The best ways to recover from a cold
Article date: 15 May 2014
It's never fun being struck down with a cold, regardless of the time of year. However, with the summer months quickly encroaching upon us, there's a certain feeling of injustice that accompanies those coughs, sneezes and general illness.
According to official figures, we experience around two to four bouts of the common cold every year, while the number increases to an average of between three and eight for children.
So, what are the best ways to rid yourself of this inconvenience as quickly as the symptoms appeared in the first place? Read on for some handy tips.
In most cases, there is absolutely no reason why you should need to make an appointment to see you GP for help and advice.
As long as you've got a well-stocked medical cupboard, you should be sufficiently equipped to handle your symptoms, with painkillers like paracetamol and ibuprofen useful for reducing fevers and limiting the discomfort brought about by headaches and other similar pains. However, you should always consult the manufacturer's instructions to ensure you administer the correct dosage throughout the day.
Inhaling steam over a recently-boiled bowl of water is another useful technique - just be careful not to scald yourself!
By breathing deeply over the steam with a towel over your head you may find it much easier to clear congestion caused by mucus, while adding menthol or eucalyptus to the water can make this method even more effective.
Watch your diet
What you eat and drink is essential to aiding your recovery, as the nutrients you consume will work towards battling the cold out of your system.
Food and beverages that are high in vitamin C content are standard solutions for fighting off illness, as it is a useful antioxidant that helps protect against harmful molecules. It also maintains blood vessels, bones and muscle.
Similarly, protein helps to build immune cells and prompt a response from your internal illness-fighting system. While this may prove to be more difficult for vegetarians and those who don't naturally eat a lot of protein, it could be well worth looking into what non-meat products can help in this area. Spicy food can make a significant difference, with typical ingredients like ginger and chili peppers possessing anti-viral and anti-bacterial properties. Chicken curry, anyone?

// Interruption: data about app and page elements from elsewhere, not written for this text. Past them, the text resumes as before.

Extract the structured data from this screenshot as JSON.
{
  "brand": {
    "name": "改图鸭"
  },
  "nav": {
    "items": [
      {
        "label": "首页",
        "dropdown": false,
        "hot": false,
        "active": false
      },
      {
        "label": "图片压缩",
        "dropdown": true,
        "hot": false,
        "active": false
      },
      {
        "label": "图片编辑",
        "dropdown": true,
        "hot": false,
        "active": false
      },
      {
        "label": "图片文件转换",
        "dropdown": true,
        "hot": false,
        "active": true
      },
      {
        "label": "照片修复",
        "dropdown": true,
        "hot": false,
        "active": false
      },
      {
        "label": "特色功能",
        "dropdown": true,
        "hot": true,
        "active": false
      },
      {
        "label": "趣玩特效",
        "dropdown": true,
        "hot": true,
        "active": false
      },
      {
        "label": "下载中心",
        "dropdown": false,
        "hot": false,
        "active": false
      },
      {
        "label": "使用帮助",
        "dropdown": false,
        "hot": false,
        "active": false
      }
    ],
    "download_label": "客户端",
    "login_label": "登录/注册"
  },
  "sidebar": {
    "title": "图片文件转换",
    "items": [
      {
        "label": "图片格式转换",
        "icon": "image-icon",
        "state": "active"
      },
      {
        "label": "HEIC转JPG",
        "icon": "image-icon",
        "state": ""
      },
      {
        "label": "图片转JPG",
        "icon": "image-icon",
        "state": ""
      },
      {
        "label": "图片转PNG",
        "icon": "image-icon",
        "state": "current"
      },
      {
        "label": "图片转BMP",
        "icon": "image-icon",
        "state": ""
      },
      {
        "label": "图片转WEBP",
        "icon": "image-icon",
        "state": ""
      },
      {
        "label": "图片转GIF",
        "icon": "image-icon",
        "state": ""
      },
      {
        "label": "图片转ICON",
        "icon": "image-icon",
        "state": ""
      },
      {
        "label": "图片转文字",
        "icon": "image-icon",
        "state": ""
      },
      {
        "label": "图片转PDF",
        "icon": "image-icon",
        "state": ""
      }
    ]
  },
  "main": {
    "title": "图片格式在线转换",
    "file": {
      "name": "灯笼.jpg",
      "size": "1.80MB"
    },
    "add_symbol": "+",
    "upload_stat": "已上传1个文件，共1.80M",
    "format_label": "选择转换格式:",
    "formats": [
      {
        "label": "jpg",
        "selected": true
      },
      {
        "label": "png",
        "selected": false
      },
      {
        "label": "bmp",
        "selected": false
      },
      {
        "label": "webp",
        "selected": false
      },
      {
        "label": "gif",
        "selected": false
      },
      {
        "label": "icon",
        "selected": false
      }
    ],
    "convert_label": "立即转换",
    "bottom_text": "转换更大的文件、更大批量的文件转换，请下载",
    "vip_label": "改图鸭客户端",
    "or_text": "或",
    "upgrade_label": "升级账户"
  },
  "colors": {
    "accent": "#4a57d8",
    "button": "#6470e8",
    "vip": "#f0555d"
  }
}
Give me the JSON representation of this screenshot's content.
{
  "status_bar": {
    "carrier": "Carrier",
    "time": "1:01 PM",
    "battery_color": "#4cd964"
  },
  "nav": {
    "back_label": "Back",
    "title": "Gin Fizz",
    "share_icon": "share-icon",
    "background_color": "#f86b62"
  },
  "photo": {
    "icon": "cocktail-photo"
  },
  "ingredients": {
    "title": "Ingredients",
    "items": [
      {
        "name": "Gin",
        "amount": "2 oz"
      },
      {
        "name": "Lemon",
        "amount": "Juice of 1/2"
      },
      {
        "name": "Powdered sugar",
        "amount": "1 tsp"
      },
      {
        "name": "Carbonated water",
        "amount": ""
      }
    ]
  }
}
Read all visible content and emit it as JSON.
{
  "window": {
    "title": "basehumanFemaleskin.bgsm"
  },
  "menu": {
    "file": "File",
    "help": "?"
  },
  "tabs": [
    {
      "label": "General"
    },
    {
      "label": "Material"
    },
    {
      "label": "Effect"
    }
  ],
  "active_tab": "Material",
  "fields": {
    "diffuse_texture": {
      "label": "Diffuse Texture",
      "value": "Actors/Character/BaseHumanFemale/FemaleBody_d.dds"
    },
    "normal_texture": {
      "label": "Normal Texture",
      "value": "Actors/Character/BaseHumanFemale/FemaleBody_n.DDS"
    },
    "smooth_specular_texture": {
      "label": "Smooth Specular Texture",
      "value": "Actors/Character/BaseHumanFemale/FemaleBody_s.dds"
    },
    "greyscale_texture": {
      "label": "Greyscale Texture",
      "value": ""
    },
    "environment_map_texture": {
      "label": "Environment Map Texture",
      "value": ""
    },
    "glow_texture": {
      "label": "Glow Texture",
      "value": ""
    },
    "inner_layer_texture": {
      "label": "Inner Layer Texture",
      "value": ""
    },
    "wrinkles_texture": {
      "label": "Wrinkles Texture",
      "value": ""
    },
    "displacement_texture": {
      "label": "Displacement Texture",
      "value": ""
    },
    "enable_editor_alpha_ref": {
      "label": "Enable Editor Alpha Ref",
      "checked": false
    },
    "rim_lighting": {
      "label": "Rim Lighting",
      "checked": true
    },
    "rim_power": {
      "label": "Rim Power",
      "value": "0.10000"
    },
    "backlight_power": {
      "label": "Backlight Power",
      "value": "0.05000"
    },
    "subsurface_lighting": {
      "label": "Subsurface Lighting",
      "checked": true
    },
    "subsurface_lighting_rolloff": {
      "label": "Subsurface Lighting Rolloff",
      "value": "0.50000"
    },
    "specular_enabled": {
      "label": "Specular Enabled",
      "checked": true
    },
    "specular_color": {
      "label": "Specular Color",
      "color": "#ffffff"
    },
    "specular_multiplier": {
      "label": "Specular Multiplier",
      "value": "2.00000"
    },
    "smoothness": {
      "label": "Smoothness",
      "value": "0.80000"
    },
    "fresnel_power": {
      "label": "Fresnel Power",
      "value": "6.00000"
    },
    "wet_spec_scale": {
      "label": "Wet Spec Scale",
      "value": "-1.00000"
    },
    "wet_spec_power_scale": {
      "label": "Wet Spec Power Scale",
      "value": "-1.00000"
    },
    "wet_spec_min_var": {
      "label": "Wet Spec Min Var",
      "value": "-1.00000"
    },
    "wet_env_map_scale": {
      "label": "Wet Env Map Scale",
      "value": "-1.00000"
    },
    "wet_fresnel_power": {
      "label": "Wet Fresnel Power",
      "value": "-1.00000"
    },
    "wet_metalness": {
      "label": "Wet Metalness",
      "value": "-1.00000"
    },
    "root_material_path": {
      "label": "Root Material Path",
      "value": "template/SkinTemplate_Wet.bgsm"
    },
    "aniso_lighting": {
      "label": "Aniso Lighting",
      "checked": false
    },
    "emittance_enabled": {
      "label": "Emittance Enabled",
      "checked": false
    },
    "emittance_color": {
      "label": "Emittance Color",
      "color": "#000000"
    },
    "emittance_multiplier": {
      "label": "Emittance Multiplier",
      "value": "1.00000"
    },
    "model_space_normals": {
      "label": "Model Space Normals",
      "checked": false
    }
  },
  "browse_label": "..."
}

Drinking lots of water also prevents you from becoming dehydrated, while mixing it with honey can help battle infection thanks to the sweetener's antibacterial qualities.
Take hot showers or baths
Because colds thrive in dry conditions, creating humidity in your immediate environment can make it more difficult for your illness to spread.
A hot bath or shower can moisturise your nasal passage, providing much needed relief if you're feeling sore in this area. Just like sticking your head over a steam bowl, this approach can also help loosen congestion in your respiratory system, making it easier to breathe.
Finally, your tired and aching muscles will probably thank you for a relaxing soak, making a quick dip in the tub a welcoming option for anyone feeling under the weather.